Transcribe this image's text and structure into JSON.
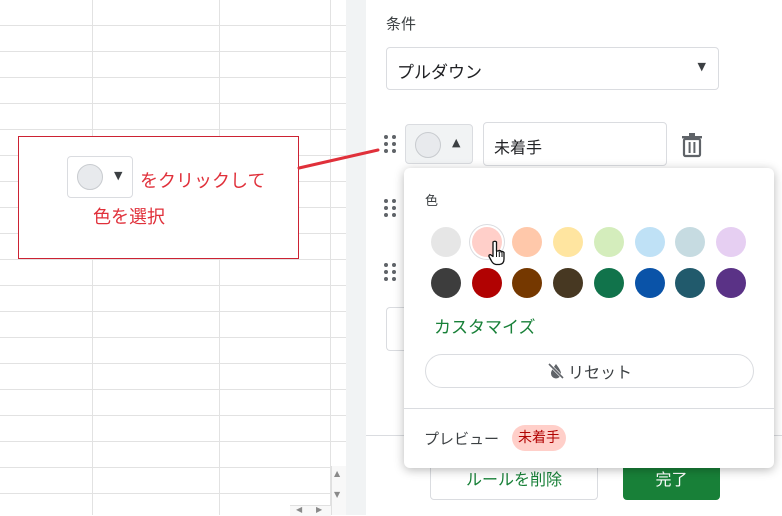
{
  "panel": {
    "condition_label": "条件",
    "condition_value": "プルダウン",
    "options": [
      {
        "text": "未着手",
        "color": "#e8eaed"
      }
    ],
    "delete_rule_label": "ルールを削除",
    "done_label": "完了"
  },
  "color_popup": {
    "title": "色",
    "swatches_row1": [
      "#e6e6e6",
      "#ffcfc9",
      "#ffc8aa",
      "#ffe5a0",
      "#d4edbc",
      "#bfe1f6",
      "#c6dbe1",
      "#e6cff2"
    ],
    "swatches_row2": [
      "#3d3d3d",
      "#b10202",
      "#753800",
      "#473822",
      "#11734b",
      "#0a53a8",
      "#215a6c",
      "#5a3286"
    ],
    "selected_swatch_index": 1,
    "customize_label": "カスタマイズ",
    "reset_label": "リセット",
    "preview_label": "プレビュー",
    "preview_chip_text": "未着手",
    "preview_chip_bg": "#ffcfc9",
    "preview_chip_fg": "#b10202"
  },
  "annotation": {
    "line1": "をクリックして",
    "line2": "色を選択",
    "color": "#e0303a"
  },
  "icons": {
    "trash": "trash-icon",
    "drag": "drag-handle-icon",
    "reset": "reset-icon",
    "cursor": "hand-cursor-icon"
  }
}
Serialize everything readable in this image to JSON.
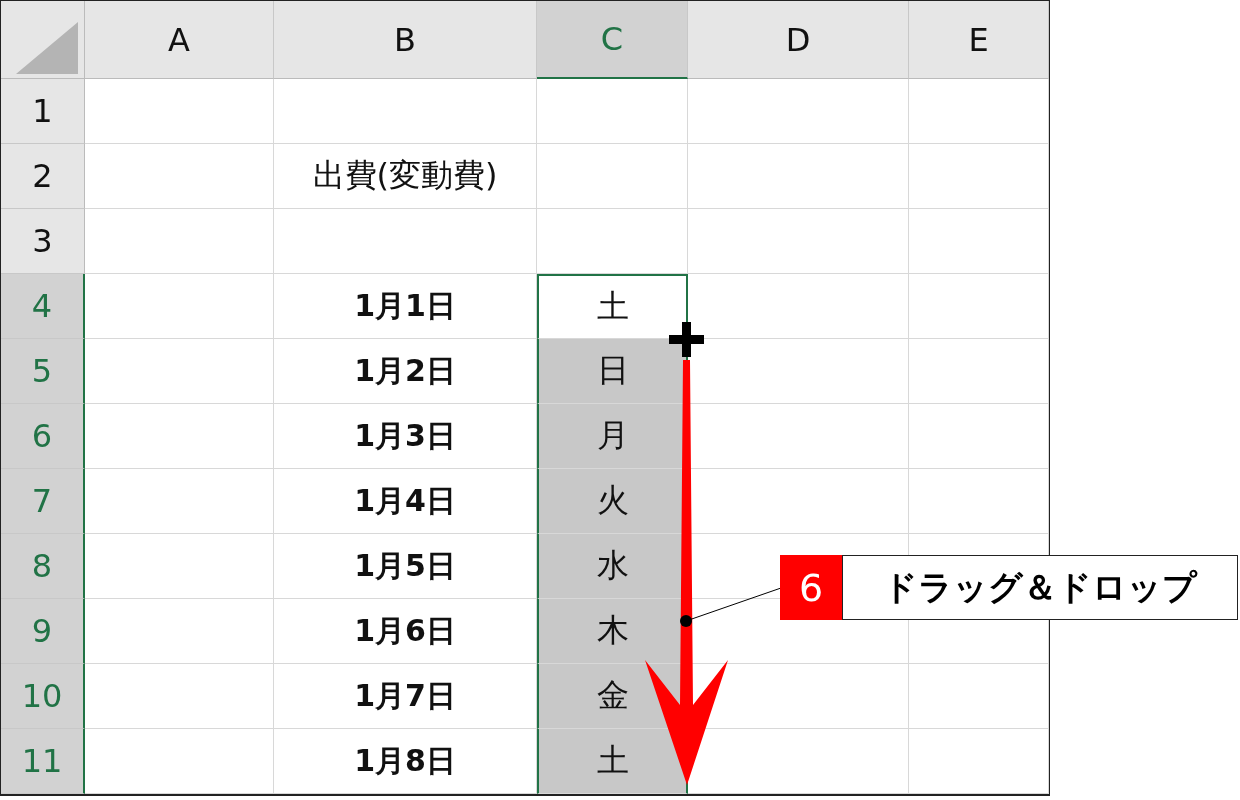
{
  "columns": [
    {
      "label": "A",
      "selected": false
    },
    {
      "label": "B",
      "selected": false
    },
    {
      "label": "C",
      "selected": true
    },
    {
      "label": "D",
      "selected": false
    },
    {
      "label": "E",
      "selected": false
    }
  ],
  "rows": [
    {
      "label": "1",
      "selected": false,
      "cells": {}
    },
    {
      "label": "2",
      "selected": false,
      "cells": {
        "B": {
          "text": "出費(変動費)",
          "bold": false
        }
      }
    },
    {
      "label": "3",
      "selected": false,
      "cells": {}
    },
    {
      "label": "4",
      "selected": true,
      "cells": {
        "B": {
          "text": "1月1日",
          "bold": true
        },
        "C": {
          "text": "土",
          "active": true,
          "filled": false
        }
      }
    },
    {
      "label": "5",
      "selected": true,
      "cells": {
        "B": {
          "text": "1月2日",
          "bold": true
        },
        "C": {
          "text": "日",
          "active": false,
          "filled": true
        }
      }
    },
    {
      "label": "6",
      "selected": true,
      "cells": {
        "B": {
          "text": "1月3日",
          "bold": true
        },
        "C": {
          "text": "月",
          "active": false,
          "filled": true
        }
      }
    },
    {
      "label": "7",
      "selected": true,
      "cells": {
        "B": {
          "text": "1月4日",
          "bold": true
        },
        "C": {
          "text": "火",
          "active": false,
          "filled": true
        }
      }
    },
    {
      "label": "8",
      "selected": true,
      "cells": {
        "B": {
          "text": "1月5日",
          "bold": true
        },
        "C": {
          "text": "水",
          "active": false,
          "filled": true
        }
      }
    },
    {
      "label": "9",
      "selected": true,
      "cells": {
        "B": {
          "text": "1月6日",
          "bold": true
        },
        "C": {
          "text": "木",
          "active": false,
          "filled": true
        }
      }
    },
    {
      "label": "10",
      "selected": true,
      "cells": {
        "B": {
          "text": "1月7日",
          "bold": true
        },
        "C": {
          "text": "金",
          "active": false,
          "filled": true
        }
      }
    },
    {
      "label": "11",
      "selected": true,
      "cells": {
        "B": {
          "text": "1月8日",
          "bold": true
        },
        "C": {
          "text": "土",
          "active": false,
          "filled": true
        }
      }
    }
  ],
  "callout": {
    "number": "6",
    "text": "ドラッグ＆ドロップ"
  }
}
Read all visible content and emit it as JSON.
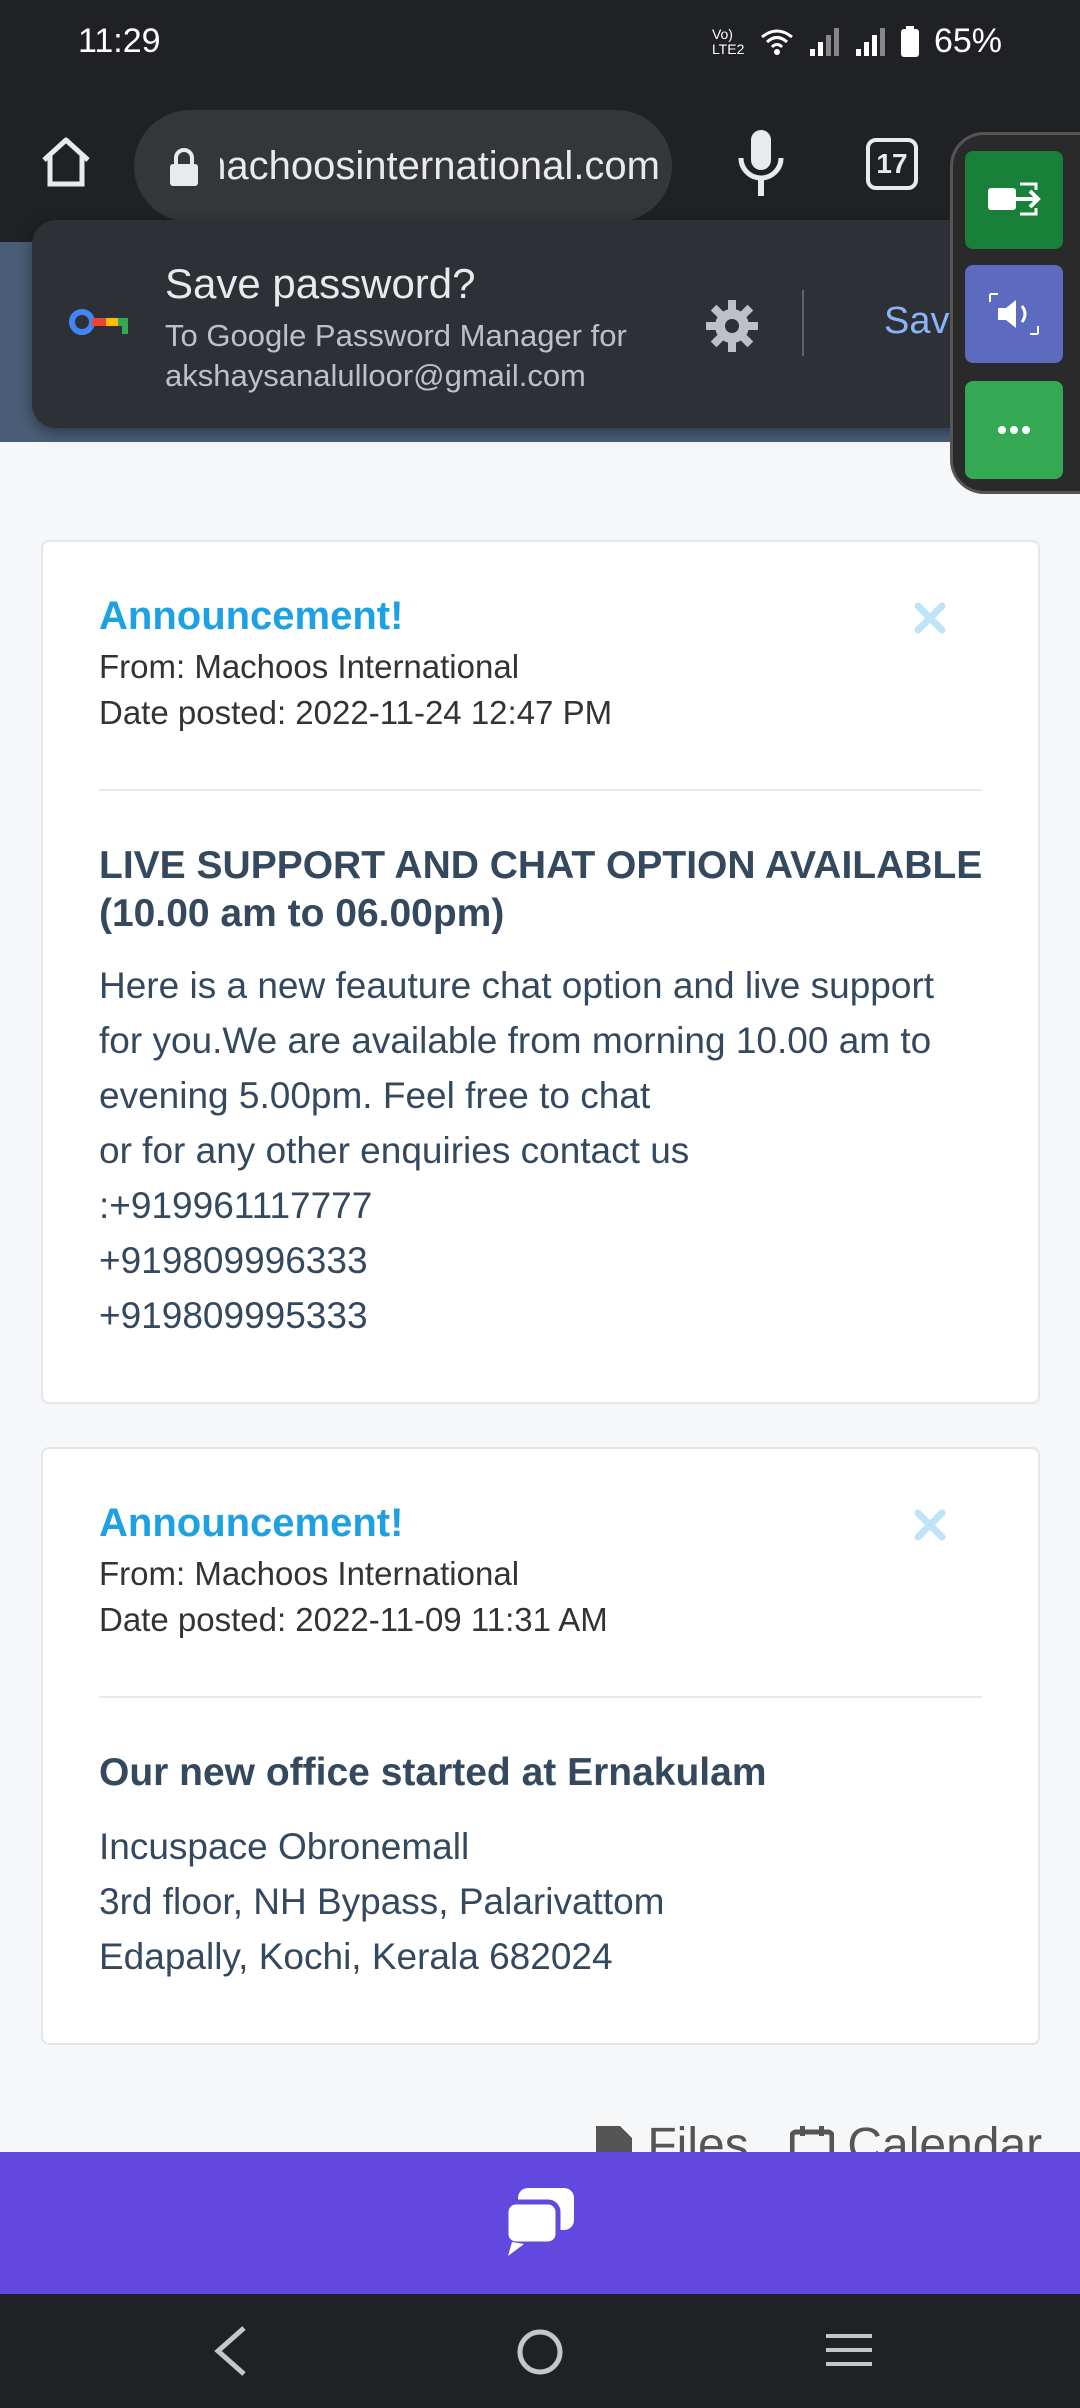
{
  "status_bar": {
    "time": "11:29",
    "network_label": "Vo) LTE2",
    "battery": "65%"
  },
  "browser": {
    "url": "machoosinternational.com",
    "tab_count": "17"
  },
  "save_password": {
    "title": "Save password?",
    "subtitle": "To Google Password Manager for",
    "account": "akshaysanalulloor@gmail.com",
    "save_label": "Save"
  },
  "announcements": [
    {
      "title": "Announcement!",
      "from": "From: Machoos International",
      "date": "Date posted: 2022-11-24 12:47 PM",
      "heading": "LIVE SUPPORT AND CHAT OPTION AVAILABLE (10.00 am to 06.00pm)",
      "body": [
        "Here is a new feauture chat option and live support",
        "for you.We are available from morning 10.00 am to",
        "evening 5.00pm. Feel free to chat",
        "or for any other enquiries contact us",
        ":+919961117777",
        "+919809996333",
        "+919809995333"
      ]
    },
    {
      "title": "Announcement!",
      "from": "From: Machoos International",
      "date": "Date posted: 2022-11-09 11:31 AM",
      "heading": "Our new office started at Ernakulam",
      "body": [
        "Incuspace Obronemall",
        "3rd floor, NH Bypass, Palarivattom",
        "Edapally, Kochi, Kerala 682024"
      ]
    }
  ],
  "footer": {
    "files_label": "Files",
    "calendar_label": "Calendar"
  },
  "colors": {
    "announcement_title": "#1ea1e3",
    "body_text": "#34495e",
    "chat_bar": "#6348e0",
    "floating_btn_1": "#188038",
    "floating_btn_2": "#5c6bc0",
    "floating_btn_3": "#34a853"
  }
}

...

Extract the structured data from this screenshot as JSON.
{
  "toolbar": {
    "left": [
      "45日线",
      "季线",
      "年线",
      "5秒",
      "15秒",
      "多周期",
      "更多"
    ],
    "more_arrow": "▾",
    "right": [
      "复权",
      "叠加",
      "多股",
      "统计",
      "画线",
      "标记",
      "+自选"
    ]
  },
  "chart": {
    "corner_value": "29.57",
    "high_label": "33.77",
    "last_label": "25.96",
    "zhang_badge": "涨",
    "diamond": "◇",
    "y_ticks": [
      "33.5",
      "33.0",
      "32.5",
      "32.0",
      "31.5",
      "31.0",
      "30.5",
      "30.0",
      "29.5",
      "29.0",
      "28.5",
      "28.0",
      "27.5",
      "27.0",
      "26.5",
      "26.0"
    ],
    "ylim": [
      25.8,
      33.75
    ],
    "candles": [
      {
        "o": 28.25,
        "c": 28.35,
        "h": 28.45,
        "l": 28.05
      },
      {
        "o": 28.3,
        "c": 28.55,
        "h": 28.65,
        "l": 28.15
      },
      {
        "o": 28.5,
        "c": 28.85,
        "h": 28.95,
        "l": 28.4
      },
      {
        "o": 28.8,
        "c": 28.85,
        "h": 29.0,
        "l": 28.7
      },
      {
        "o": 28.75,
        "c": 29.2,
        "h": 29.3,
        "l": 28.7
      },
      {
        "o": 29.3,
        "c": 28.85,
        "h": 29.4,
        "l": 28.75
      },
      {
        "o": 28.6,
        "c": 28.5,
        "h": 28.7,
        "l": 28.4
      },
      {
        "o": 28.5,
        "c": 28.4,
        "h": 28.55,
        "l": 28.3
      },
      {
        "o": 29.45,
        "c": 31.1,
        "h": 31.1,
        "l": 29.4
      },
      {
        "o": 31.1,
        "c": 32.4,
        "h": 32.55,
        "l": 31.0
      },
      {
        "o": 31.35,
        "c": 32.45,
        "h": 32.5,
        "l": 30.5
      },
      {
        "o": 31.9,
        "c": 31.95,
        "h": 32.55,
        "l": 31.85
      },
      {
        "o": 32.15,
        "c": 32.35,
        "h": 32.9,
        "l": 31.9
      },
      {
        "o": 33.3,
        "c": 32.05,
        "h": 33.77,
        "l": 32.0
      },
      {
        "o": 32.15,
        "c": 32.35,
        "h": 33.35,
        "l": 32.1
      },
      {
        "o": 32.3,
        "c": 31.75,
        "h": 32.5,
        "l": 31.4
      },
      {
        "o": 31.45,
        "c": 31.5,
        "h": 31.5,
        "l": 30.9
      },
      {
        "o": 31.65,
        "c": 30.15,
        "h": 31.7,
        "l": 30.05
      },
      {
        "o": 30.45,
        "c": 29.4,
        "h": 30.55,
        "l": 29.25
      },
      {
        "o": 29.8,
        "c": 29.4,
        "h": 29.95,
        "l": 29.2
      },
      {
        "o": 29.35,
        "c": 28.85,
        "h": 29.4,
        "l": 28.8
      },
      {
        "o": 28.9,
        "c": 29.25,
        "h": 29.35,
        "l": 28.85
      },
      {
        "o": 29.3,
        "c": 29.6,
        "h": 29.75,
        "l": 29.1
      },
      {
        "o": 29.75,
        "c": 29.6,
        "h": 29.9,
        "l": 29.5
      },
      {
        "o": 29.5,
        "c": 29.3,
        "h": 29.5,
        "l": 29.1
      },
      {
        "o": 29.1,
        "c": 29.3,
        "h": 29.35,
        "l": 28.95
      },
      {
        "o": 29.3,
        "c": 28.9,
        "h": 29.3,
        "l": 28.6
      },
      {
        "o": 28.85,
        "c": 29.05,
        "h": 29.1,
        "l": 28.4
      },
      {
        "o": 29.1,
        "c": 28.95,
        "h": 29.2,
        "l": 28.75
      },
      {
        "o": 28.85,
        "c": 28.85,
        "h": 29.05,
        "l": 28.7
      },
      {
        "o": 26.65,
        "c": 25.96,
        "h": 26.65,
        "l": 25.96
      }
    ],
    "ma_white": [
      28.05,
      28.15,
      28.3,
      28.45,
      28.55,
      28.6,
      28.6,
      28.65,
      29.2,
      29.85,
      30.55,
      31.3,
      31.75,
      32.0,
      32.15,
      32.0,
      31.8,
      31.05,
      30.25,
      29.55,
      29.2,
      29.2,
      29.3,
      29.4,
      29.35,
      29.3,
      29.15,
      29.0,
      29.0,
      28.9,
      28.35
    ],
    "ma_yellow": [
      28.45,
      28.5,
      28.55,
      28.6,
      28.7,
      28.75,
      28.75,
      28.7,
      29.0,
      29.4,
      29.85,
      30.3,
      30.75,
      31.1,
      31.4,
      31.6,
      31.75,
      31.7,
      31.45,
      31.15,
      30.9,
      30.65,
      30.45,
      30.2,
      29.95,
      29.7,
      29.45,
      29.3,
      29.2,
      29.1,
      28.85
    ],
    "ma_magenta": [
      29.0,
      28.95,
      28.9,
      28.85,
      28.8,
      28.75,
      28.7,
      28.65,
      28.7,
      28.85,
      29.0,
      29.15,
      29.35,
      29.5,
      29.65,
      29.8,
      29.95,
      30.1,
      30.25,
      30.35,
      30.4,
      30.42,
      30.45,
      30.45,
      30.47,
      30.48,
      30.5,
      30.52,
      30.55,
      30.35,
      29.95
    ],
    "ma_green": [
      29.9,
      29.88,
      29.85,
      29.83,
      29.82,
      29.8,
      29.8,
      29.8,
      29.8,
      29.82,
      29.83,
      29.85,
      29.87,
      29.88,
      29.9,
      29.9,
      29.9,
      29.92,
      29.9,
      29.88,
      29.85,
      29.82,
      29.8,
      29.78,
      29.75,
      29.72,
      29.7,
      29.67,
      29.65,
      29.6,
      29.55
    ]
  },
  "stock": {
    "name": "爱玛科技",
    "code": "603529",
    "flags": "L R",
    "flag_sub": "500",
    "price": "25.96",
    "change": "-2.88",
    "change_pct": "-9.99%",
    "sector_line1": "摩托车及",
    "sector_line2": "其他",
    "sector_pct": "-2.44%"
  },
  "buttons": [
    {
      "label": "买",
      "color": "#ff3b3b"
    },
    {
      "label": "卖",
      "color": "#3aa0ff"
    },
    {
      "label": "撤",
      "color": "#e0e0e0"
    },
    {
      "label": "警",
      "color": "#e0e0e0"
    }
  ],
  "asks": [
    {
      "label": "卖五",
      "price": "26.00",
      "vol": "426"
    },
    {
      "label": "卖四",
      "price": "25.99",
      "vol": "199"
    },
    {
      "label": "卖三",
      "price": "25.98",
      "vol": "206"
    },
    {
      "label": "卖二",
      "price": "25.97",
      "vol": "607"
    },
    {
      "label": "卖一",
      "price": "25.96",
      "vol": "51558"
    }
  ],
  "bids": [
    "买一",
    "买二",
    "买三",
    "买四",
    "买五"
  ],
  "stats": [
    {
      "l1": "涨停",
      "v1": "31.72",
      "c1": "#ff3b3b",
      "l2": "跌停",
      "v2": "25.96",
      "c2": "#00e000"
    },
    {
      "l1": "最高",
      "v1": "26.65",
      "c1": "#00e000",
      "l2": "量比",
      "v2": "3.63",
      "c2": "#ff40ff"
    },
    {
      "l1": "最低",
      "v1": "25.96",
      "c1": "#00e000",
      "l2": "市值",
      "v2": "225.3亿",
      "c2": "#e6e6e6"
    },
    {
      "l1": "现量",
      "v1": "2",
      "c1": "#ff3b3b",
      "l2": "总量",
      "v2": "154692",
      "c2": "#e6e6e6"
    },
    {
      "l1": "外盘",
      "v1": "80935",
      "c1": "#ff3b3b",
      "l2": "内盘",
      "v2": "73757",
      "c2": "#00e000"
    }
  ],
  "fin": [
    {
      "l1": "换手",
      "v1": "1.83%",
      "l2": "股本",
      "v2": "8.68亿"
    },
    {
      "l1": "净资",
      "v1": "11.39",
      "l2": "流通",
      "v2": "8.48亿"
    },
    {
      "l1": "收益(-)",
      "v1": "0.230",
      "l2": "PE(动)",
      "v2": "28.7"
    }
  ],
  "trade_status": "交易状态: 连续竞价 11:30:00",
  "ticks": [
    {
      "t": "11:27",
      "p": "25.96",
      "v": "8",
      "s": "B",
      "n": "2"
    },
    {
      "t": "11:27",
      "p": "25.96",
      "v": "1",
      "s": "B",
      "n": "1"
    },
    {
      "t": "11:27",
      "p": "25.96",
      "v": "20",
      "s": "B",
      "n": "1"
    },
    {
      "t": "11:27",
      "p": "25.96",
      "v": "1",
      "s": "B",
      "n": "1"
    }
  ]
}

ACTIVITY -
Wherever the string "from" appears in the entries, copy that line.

RESPONSE TO THE EXERCISE -
      "from": "From: Machoos International",
        "for you.We are available from morning 10.00 am to",
      "from": "From: Machoos International",
Extract the structured data from this screenshot as JSON.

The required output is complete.